▸ PROBLEM DESCRIPTION
Report every line of the records below that includes the string "para".

*** RECORDS SUPPLIED

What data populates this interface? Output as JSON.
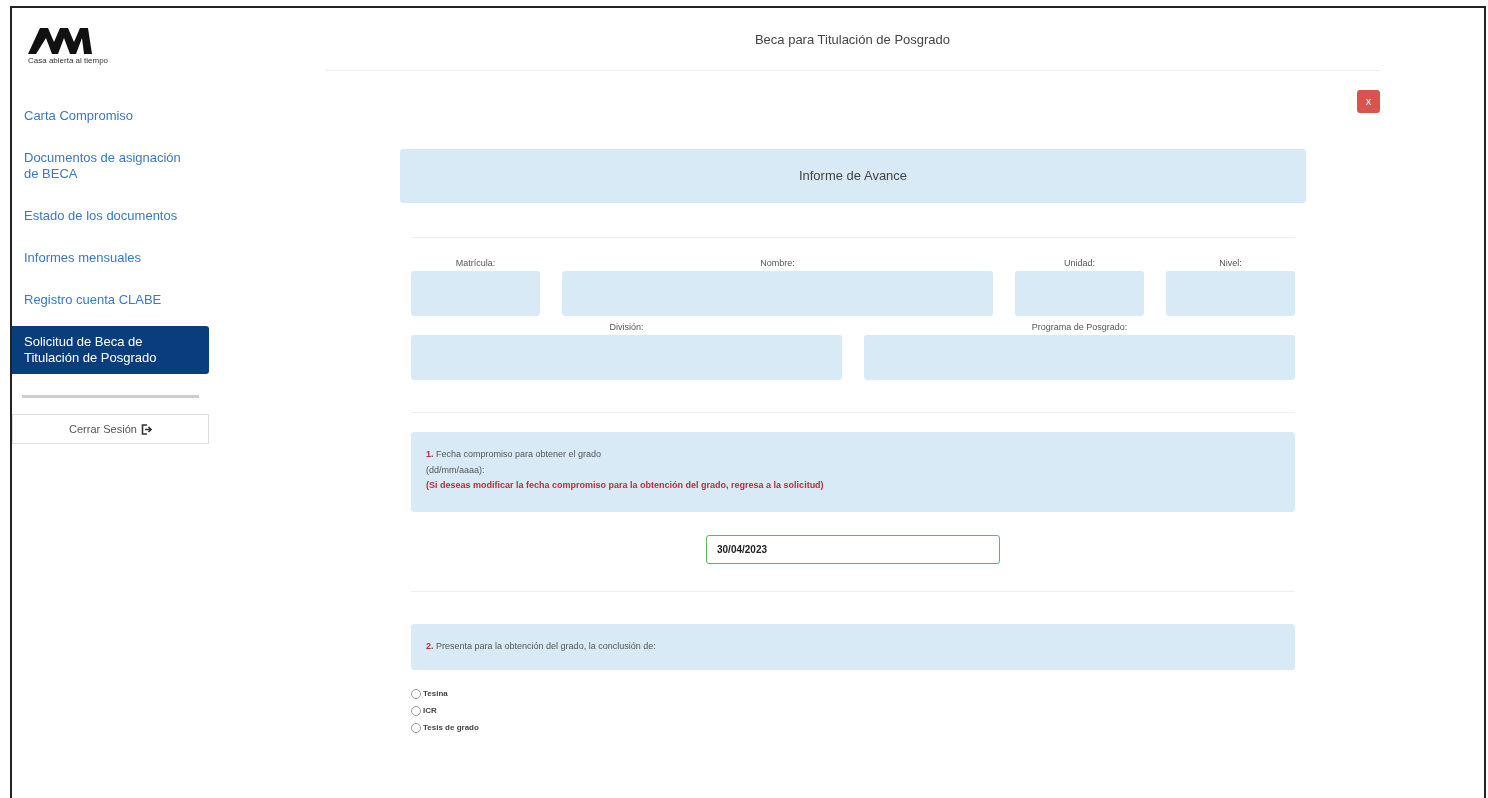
{
  "logo": {
    "tagline": "Casa abierta al tiempo"
  },
  "sidebar": {
    "items": [
      {
        "label": "Carta Compromiso",
        "selected": false
      },
      {
        "label": "Documentos de asignación de BECA",
        "selected": false
      },
      {
        "label": "Estado de los documentos",
        "selected": false
      },
      {
        "label": "Informes mensuales",
        "selected": false
      },
      {
        "label": "Registro cuenta CLABE",
        "selected": false
      },
      {
        "label": "Solicitud de Beca de Titulación de Posgrado",
        "selected": true
      }
    ],
    "logout": "Cerrar Sesión"
  },
  "header": {
    "title": "Beca para Titulación de Posgrado",
    "close": "x"
  },
  "form": {
    "banner": "Informe de Avance",
    "student_fields": [
      {
        "label": "Matrícula:"
      },
      {
        "label": "Nombre:"
      },
      {
        "label": "Unidad:"
      },
      {
        "label": "Nivel:"
      }
    ],
    "program_fields": [
      {
        "label": "División:"
      },
      {
        "label": "Programa de Posgrado:"
      }
    ],
    "section1": {
      "number": "1.",
      "text": "Fecha compromiso para obtener el grado",
      "format": "(dd/mm/aaaa):",
      "note": "(Si deseas modificar la fecha compromiso para la obtención del grado, regresa a la solicitud)"
    },
    "date": {
      "value": "30/04/2023"
    },
    "section2": {
      "number": "2.",
      "text": "Presenta para la obtención del grado, la conclusión de:"
    },
    "options": [
      {
        "label": "Tesina",
        "selected": false
      },
      {
        "label": "ICR",
        "selected": false
      },
      {
        "label": "Tesis de grado",
        "selected": false
      }
    ]
  }
}
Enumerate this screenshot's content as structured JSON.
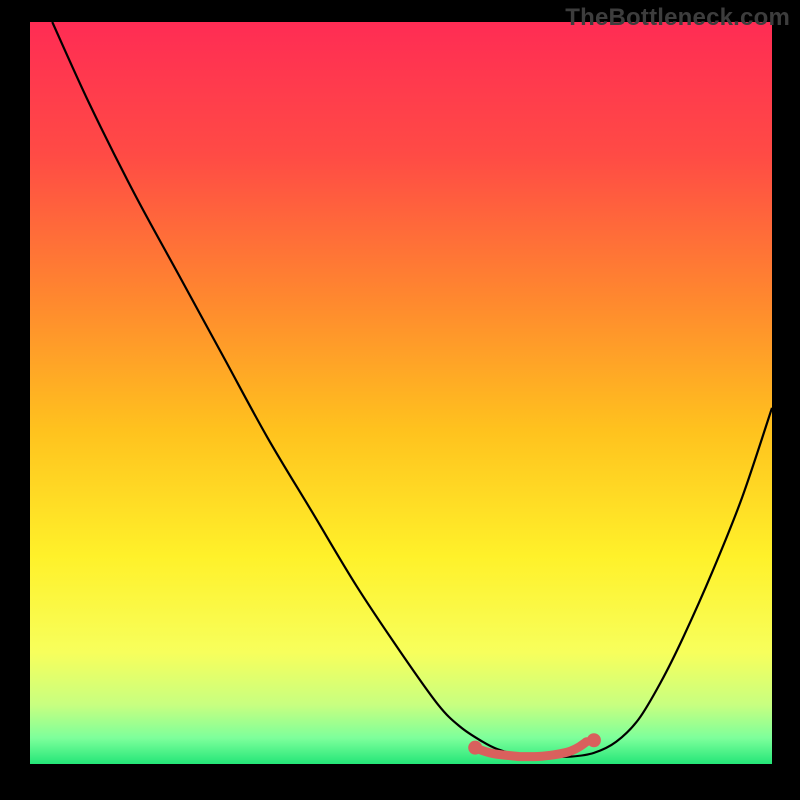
{
  "watermark": "TheBottleneck.com",
  "chart_data": {
    "type": "line",
    "title": "",
    "xlabel": "",
    "ylabel": "",
    "xlim": [
      0,
      100
    ],
    "ylim": [
      0,
      100
    ],
    "grid": false,
    "legend": false,
    "background_gradient": {
      "stops": [
        {
          "offset": 0.0,
          "color": "#ff2c54"
        },
        {
          "offset": 0.18,
          "color": "#ff4b45"
        },
        {
          "offset": 0.38,
          "color": "#ff8a2e"
        },
        {
          "offset": 0.55,
          "color": "#ffc21e"
        },
        {
          "offset": 0.72,
          "color": "#fff12a"
        },
        {
          "offset": 0.85,
          "color": "#f7ff5c"
        },
        {
          "offset": 0.92,
          "color": "#c8ff80"
        },
        {
          "offset": 0.965,
          "color": "#7dff9b"
        },
        {
          "offset": 1.0,
          "color": "#24e678"
        }
      ]
    },
    "series": [
      {
        "name": "main-curve",
        "color": "#000000",
        "x": [
          3,
          8,
          14,
          20,
          26,
          32,
          38,
          44,
          50,
          55,
          58,
          61,
          63,
          66,
          70,
          73,
          76,
          79,
          82,
          85,
          88,
          92,
          96,
          100
        ],
        "y": [
          100,
          89,
          77,
          66,
          55,
          44,
          34,
          24,
          15,
          8,
          5,
          3,
          2,
          1.2,
          1,
          1,
          1.5,
          3,
          6,
          11,
          17,
          26,
          36,
          48
        ]
      },
      {
        "name": "optimal-band-marker",
        "color": "#d9605d",
        "x": [
          60,
          61,
          62,
          63,
          64,
          65,
          66,
          67,
          68,
          69,
          70,
          71,
          72,
          73,
          74,
          75
        ],
        "y": [
          2.2,
          1.8,
          1.5,
          1.3,
          1.2,
          1.1,
          1.0,
          1.0,
          1.0,
          1.05,
          1.15,
          1.3,
          1.5,
          1.8,
          2.3,
          3.0
        ]
      }
    ],
    "annotations": [
      {
        "name": "band-start-dot",
        "x": 60,
        "y": 2.2,
        "color": "#d9605d"
      },
      {
        "name": "band-end-dot",
        "x": 76,
        "y": 3.2,
        "color": "#d9605d"
      }
    ]
  }
}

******

▸ EXERCISE RESULT
    "title": "Beca para Titulación de Posgrado",
      "text": "Fecha compromiso para obtener el grado",
      "note": "(Si deseas modificar la fecha compromiso para la obtención del grado, regresa a la solicitud)"
      "text": "Presenta para la obtención del grado, la conclusión de:"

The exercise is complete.